(mathematics)
The absolute value of a number or quantity.
McGraw-Hill Dictionary of Scientific & Technical Terms, 6E, Copyright © 2003 by The McGraw-Hill Companies, Inc.
References in periodicals archive ?
Consistent with the magnet hypothesis, the absolute magnitude of [[phi].sub.0] is higher in the limit period than the no-limit period for both upper and lower limits.
We develop separate change measures of absolute magnitude and relative magnitude, which are the difference in the number of Japanese FDIs and the annual growth rate of Japanese FDIs (by industry), respectively.
By Absolute magnitude, astronomers mean the apparent magnitude that a star would have if it was situated a standard distance of 36.2 light-years from Earth.
Recognizing the Relative and Absolute Magnitude of Numbers
The potential error in growth estimates will then be directly proportional to both the relative and absolute magnitude of shrinkage.
We find that accrual quality is negatively related to the absolute magnitude of accruals, the length of the operating cycle, loss incidence, and the standard deviation of sales, cash flows, accruals, and earnings, and positively related to firm size.
Number sense involves the ability to recognize the relative and absolute magnitude of numbers (Sowder 1992).
Bearing the burden While smaller in absolute magnitude than the costs associated with environmental, economic, and tax compliance regulations, workplace regulations nevertheless represent a significant burden on all Americans.
"Whilst the absolute magnitude of the economic impact seems large, it is 2percent of the regional turnover and less than 1percent of total regional employment.
If it is assumed that interstellar extinction is negligible then the surface brightness and absolute magnitude of NGC 6210 can be determined.
However, although an order of magnitude lower in absolute magnitude of warp deformation and stress, CuW structures exhibited significant changes in warp deformation (36 to 50 percent) for both base-flange thickness and assembly brazing/process temperature.
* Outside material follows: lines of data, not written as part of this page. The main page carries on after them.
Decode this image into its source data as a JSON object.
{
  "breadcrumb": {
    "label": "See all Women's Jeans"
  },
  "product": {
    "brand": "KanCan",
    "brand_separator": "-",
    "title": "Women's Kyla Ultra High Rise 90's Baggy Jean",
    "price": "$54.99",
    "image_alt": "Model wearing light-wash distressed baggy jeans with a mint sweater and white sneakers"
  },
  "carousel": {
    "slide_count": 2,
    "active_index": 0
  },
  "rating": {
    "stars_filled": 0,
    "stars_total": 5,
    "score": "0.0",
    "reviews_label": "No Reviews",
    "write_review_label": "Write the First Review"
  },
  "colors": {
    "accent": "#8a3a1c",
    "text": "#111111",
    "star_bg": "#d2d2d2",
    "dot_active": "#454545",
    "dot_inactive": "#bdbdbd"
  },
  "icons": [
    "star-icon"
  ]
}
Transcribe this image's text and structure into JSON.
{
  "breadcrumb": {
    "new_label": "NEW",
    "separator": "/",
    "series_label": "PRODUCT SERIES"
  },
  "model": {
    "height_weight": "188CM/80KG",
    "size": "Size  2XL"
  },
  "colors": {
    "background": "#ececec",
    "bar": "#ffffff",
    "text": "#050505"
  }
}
For example, about two-thirds of annual job creation and destruction are accounted for by establishments with growth rates above 25 percent in absolute magnitude. Of this group, plant start-ups account for 12 percent of annual job creation, while plant shutdowns account for about 23 percent of annual job destruction.